# Dalton's law of partial pressure

A mixture of helium and neon gases is collected over water at $28.0 \rm~^\circ C$ and $745\rm~ mmHg$. If the partial pressure of helium is $368\rm~ mmHg$, what is the partial pressure of neon? (Vapor pressure of water at $28\rm~^\circ C =28.3~mmHg$). Calculate the weight percentage of He and Ne in the original mixture.

The question is based on Dalton's law of partial pressure. I got the first part right.In the second part, since we have to deal only with the original mixture, total pressure should be $$745-28.7=716.7\rm~mm Hg$$ So we calculate the total moles in terms of "v" (total volume) and then moles of neon and helium in terms of "v" from which we calculate the weight of neon and helium and calculate the weight percentage. "v" will eventually cancel out and we get weight percentage of neon as 34.54 % and that of helium as 65.45 % but that is not the right answer.In the solution to this question, they took the total pressure while dealing with the second part as 748 mm hg only..but why would we do that.We are only talking about the original mixture. Where am I wrong?

Answer in my textbook : Neon weight % = 82.58 %, helium weight% : 17.43%

• You need to provide more details. Also, the problem statement said Helium and Neon, and you mention hydrogen in your solution. What's that all about? – Chet Miller Feb 26 '16 at 11:51
• Sorry, I wrote hydrogen in place of neon. The question does not mention any other detail besides these, and I don't think we need any more details. Rest of the variables can be assumed as they will eventually cancel out. – user23923 Feb 26 '16 at 12:23
• OK. What do you get for the mole fractions of helium and neon in the original mixture (excluding the water)? – Chet Miller Feb 26 '16 at 12:58
• Weight % = 100*(weight of substance/ weight of SOLUTION),so whats your doubt? – Sujith Sizon Feb 26 '16 at 12:59
• @SujithSizon The question is not about simply applying the weight % formula. All I want to know is why should we take total pressure as 748 mm Hg when we are just concerned about the original mixture. The vapour pressure of water was just given to solve the first part, it should not have any relation with original mixture. – user23923 Feb 26 '16 at 16:29

First find the mole fraction of each gas in the original mixture using the formula, P(gas) = X * P(tot). For He:

$$X = \frac{368}{716} = 0.514$$

For Ne:

$$X = 1 - X(\ce{He}) = 0.486$$

Say you have 1 mol of mixture then you have 0.514 mol He and 0.486 mol Ne. Converting these to weights using periodic table:

$$\rm 0.514~mol~He = 2.06~g~He \\\ 0.486~mol~Ne = 9.81~g~Ne$$

The total mass of your mixture is the sum of these two masses, 11.9 g. Divide the individual masses by the total mass to get mass percent.
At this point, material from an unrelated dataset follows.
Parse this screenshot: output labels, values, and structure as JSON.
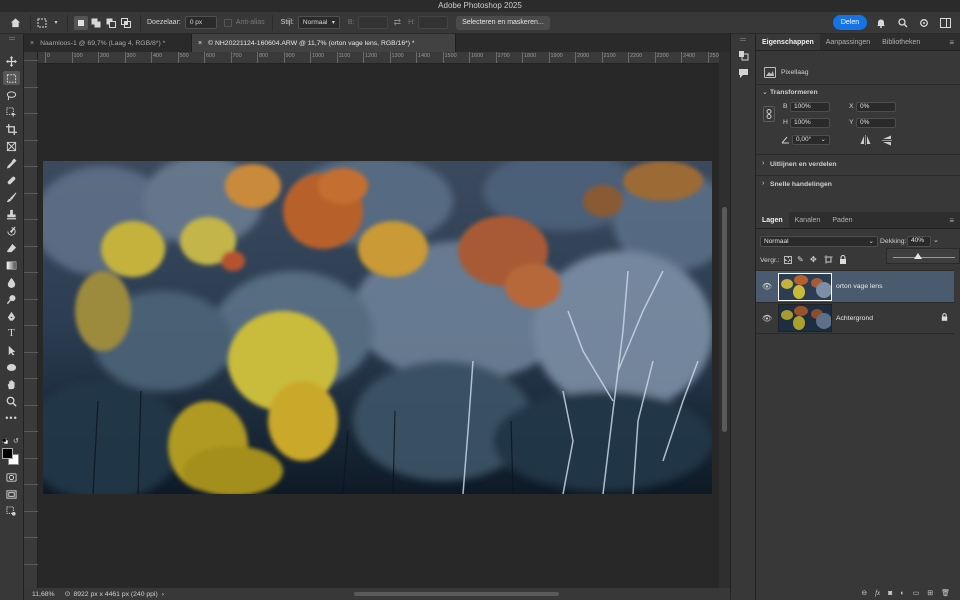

$$\rm\% w. He = 2.06/11.9 = 17.3 \%$$

Subtracting this from one for Ne (or you could apply the formula again):

$$\rm\% w. Ne = 1 - 17.3\% = 82.7\%$$
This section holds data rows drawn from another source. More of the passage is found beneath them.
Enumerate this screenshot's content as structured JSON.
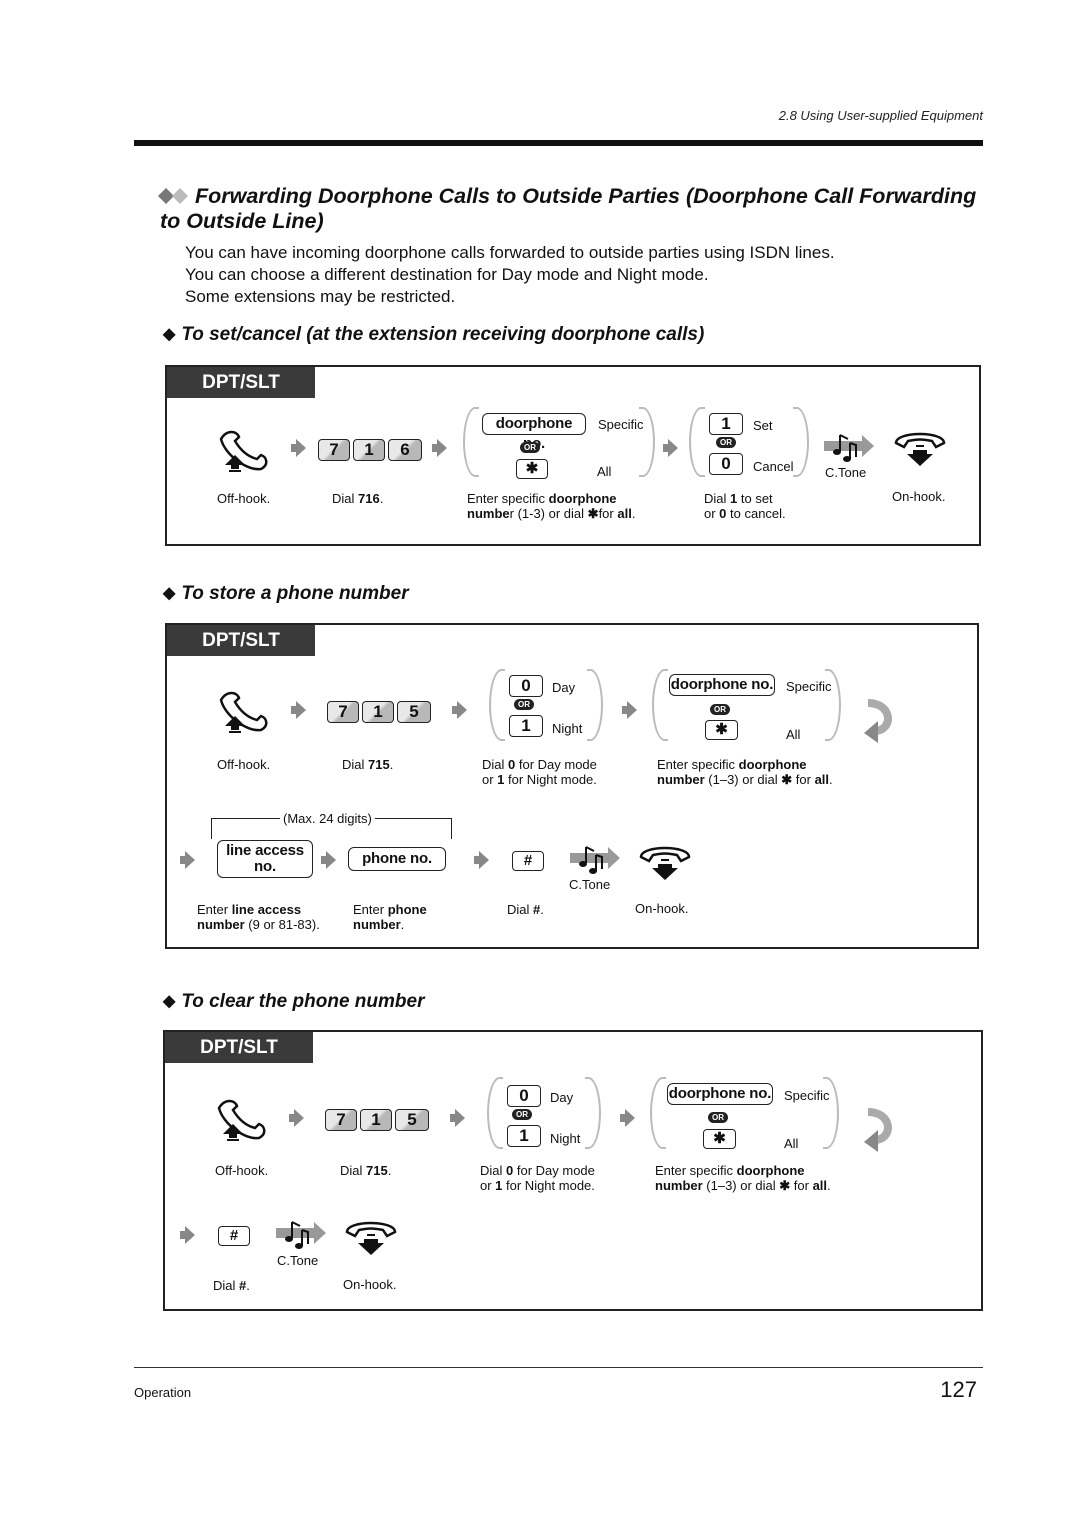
{
  "header": {
    "section": "2.8   Using User-supplied Equipment"
  },
  "title": {
    "line1": "Forwarding Doorphone Calls to Outside Parties (Doorphone Call Forwarding",
    "line2": "to Outside Line)"
  },
  "intro": [
    "You can have incoming doorphone calls forwarded to outside parties using ISDN lines.",
    "You can choose a different destination for Day mode and Night mode.",
    "Some extensions may be restricted."
  ],
  "common": {
    "tag": "DPT/SLT",
    "or": "OR",
    "ctone": "C.Tone",
    "doorphone_no": "doorphone no.",
    "specific": "Specific",
    "all": "All",
    "star": "✱",
    "day": "Day",
    "night": "Night",
    "hash": "#",
    "off_hook": "Off-hook.",
    "on_hook": "On-hook."
  },
  "sections": [
    {
      "heading": "To set/cancel (at the extension receiving doorphone calls)",
      "dial_keys": [
        "7",
        "1",
        "6"
      ],
      "dial_caption_pre": "Dial ",
      "dial_caption_num": "716",
      "doorphone_caption": {
        "a": "Enter specific ",
        "b": "doorphone",
        "c": "numbe",
        "d": "r (1-3) or dial  ",
        "e": "✱",
        "f": "for ",
        "g": "all",
        "h": "."
      },
      "set_keys": {
        "set_key": "1",
        "set_label": "Set",
        "cancel_key": "0",
        "cancel_label": "Cancel"
      },
      "set_caption": {
        "l1a": "Dial ",
        "l1b": "1",
        "l1c": " to set",
        "l2a": "or ",
        "l2b": "0",
        "l2c": " to cancel."
      }
    },
    {
      "heading": "To store a phone number",
      "dial_keys": [
        "7",
        "1",
        "5"
      ],
      "dial_caption_pre": "Dial ",
      "dial_caption_num": "715",
      "mode_keys": {
        "day_key": "0",
        "night_key": "1"
      },
      "mode_caption": {
        "l1a": "Dial ",
        "l1b": "0",
        "l1c": " for Day mode",
        "l2a": "or ",
        "l2b": "1",
        "l2c": " for Night mode."
      },
      "doorphone_caption": {
        "a": "Enter specific ",
        "b": "doorphone",
        "c": "number",
        "d": " (1–3) or dial ",
        "e": "✱",
        "f": " for ",
        "g": "all",
        "h": "."
      },
      "max_digits": "(Max. 24 digits)",
      "line_access_box": [
        "line access",
        "no."
      ],
      "phone_no_box": "phone no.",
      "line_access_caption": {
        "l1a": "Enter ",
        "l1b": "line access",
        "l2a": "number",
        "l2b": " (9 or 81-83)."
      },
      "phone_caption": {
        "l1a": "Enter ",
        "l1b": "phone",
        "l2a": "number",
        "l2b": "."
      },
      "hash_caption": {
        "a": "Dial ",
        "b": "#",
        "c": "."
      }
    },
    {
      "heading": "To clear the phone number",
      "dial_keys": [
        "7",
        "1",
        "5"
      ],
      "dial_caption_pre": "Dial ",
      "dial_caption_num": "715",
      "mode_keys": {
        "day_key": "0",
        "night_key": "1"
      },
      "mode_caption": {
        "l1a": "Dial ",
        "l1b": "0",
        "l1c": " for Day mode",
        "l2a": "or ",
        "l2b": "1",
        "l2c": " for Night mode."
      },
      "doorphone_caption": {
        "a": "Enter specific ",
        "b": "doorphone",
        "c": "number",
        "d": " (1–3) or dial ",
        "e": "✱",
        "f": " for ",
        "g": "all",
        "h": "."
      },
      "hash_caption": {
        "a": "Dial ",
        "b": "#",
        "c": "."
      }
    }
  ],
  "footer": {
    "left": "Operation",
    "page": "127"
  }
}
Note: I didn't carefully carry sig figs but you should!